- Problem
From the records below, give the number of lines that include the word "image". Add no other words.
:::
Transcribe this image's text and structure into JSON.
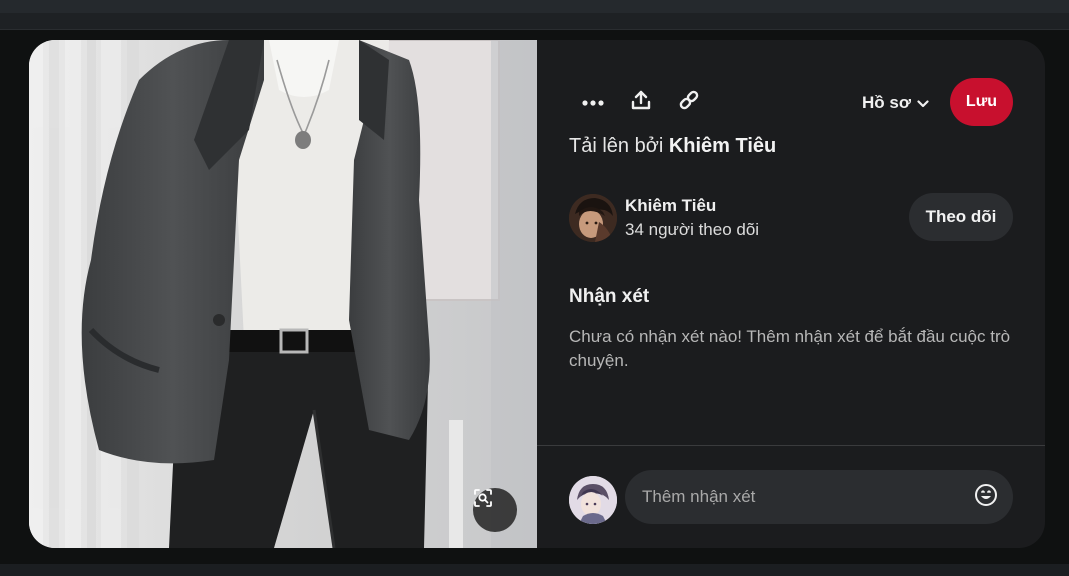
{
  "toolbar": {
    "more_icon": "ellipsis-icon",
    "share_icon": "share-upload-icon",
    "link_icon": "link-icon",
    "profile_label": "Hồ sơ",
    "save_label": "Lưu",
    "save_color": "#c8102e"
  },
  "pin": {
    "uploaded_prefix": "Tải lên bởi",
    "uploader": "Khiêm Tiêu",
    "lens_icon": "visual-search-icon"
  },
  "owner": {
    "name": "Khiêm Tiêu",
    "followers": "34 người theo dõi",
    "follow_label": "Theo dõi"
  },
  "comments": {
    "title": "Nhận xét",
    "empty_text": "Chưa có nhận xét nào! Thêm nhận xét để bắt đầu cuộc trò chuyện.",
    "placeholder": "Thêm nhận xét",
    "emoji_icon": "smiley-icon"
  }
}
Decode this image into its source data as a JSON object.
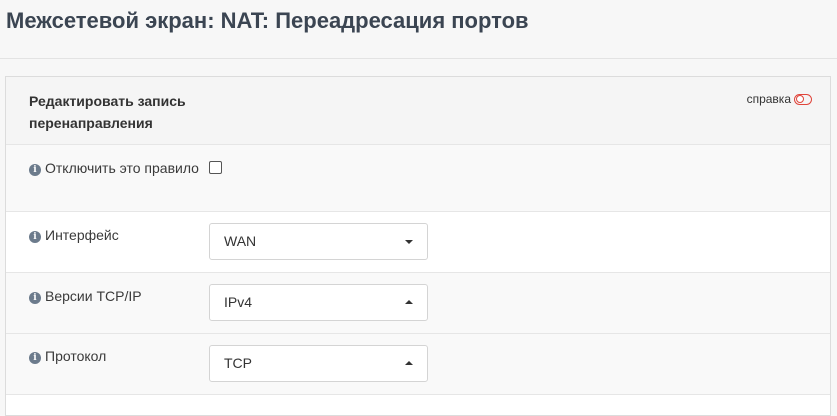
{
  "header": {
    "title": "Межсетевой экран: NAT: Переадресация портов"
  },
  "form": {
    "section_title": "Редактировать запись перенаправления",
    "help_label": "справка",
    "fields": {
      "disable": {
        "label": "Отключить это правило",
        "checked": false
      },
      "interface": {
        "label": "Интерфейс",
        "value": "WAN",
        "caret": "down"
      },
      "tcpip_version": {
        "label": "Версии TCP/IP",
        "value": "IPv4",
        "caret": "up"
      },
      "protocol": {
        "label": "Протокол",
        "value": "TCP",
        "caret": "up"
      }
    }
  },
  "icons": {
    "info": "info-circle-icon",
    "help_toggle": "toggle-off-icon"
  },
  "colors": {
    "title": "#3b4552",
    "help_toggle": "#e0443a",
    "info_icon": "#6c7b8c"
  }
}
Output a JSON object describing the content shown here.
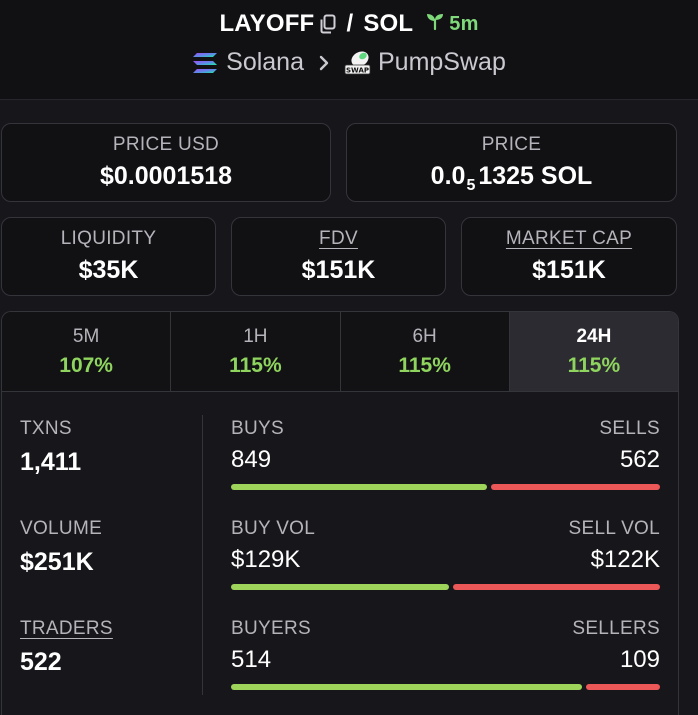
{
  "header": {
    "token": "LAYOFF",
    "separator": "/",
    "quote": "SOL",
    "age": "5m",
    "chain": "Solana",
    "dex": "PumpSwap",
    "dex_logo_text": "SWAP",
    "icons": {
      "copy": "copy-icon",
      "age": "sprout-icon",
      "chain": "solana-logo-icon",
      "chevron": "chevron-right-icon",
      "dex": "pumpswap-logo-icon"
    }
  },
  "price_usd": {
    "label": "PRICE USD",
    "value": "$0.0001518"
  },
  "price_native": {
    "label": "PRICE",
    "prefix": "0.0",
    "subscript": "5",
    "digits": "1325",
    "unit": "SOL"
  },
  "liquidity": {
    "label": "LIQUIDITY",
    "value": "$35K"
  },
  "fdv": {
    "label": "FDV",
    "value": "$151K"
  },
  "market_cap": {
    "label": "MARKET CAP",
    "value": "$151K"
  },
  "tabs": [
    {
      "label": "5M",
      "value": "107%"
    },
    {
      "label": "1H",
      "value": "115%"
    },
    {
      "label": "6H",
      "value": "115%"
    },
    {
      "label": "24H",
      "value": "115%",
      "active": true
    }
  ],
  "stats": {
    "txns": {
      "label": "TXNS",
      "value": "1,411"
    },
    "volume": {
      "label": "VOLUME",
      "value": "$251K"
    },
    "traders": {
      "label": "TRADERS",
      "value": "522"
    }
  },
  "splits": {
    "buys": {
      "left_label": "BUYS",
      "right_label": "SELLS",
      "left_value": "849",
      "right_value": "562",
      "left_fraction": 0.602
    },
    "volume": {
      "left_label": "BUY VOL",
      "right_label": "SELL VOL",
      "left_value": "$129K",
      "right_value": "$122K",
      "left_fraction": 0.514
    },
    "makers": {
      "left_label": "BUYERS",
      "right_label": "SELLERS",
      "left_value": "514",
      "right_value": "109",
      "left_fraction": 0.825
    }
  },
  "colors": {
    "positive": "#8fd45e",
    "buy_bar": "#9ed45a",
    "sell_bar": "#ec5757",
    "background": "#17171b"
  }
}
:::
- Exercise output
2